▶ [Exercise prompt] Output the listing in full. Every line stays exactly as it is.

Segment Start: Source material

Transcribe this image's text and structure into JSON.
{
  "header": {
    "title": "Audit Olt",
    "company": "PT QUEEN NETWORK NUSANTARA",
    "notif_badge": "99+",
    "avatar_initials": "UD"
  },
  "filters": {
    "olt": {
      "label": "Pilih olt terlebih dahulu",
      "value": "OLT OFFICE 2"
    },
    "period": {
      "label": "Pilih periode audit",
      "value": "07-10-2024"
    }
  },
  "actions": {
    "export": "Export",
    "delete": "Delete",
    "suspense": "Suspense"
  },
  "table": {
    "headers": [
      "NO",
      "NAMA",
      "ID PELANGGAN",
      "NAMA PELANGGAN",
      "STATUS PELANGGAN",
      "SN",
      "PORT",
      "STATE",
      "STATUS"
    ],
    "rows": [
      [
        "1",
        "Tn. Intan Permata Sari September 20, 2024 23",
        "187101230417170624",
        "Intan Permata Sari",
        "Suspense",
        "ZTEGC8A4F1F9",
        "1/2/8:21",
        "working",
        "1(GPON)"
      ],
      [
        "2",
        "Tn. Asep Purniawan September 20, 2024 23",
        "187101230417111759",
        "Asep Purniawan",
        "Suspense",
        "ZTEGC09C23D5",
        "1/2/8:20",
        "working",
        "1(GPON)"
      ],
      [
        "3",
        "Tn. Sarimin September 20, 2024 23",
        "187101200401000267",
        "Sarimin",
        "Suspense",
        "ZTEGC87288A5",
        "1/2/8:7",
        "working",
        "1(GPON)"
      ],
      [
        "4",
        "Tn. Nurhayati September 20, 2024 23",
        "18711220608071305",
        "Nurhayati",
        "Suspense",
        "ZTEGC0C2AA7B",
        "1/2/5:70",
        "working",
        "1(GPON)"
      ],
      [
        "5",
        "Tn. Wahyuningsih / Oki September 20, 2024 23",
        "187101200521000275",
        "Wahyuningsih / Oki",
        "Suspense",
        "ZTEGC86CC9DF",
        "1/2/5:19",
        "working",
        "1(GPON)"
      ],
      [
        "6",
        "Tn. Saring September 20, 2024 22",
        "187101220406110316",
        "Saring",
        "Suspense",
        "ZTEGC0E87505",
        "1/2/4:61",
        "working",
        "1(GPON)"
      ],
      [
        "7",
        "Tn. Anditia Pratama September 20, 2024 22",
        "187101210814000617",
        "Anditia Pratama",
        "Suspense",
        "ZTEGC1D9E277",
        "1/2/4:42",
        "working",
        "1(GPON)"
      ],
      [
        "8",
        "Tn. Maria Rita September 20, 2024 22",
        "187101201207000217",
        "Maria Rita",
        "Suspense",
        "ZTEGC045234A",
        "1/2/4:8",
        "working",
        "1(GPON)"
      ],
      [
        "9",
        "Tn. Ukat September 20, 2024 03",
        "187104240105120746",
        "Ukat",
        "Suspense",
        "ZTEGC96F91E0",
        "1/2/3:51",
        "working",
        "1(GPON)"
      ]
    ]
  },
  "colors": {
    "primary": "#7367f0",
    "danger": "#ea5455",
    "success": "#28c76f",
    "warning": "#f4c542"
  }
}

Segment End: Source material

▶ [Result for this exercise]
Transcribe this image's text and structure into JSON.
{
  "header": {
    "title": "Audit Olt",
    "company": "PT QUEEN NETWORK NUSANTARA",
    "notif_badge": "99+",
    "avatar_initials": "UD"
  },
  "filters": {
    "olt": {
      "label": "Pilih olt terlebih dahulu",
      "value": "OLT OFFICE 2"
    },
    "period": {
      "label": "Pilih periode audit",
      "value": "07-10-2024"
    }
  },
  "actions": {
    "export": "Export",
    "delete": "Delete",
    "suspense": "Suspense"
  },
  "table": {
    "headers": [
      "NO",
      "NAMA",
      "ID PELANGGAN",
      "NAMA PELANGGAN",
      "STATUS PELANGGAN",
      "SN",
      "PORT",
      "STATE",
      "STATUS"
    ],
    "rows": [
      [
        "1",
        "Tn. Intan Permata Sari September 20, 2024 23",
        "187101230417170624",
        "Intan Permata Sari",
        "Suspense",
        "ZTEGC8A4F1F9",
        "1/2/8:21",
        "working",
        "1(GPON)"
      ],
      [
        "2",
        "Tn. Asep Purniawan September 20, 2024 23",
        "187101230417111759",
        "Asep Purniawan",
        "Suspense",
        "ZTEGC09C23D5",
        "1/2/8:20",
        "working",
        "1(GPON)"
      ],
      [
        "3",
        "Tn. Sarimin September 20, 2024 23",
        "187101200401000267",
        "Sarimin",
        "Suspense",
        "ZTEGC87288A5",
        "1/2/8:7",
        "working",
        "1(GPON)"
      ],
      [
        "4",
        "Tn. Nurhayati September 20, 2024 23",
        "18711220608071305",
        "Nurhayati",
        "Suspense",
        "ZTEGC0C2AA7B",
        "1/2/5:70",
        "working",
        "1(GPON)"
      ],
      [
        "5",
        "Tn. Wahyuningsih / Oki September 20, 2024 23",
        "187101200521000275",
        "Wahyuningsih / Oki",
        "Suspense",
        "ZTEGC86CC9DF",
        "1/2/5:19",
        "working",
        "1(GPON)"
      ],
      [
        "6",
        "Tn. Saring September 20, 2024 22",
        "187101220406110316",
        "Saring",
        "Suspense",
        "ZTEGC0E87505",
        "1/2/4:61",
        "working",
        "1(GPON)"
      ],
      [
        "7",
        "Tn. Anditia Pratama September 20, 2024 22",
        "187101210814000617",
        "Anditia Pratama",
        "Suspense",
        "ZTEGC1D9E277",
        "1/2/4:42",
        "working",
        "1(GPON)"
      ],
      [
        "8",
        "Tn. Maria Rita September 20, 2024 22",
        "187101201207000217",
        "Maria Rita",
        "Suspense",
        "ZTEGC045234A",
        "1/2/4:8",
        "working",
        "1(GPON)"
      ],
      [
        "9",
        "Tn. Ukat September 20, 2024 03",
        "187104240105120746",
        "Ukat",
        "Suspense",
        "ZTEGC96F91E0",
        "1/2/3:51",
        "working",
        "1(GPON)"
      ]
    ]
  },
  "colors": {
    "primary": "#7367f0",
    "danger": "#ea5455",
    "success": "#28c76f",
    "warning": "#f4c542"
  }
}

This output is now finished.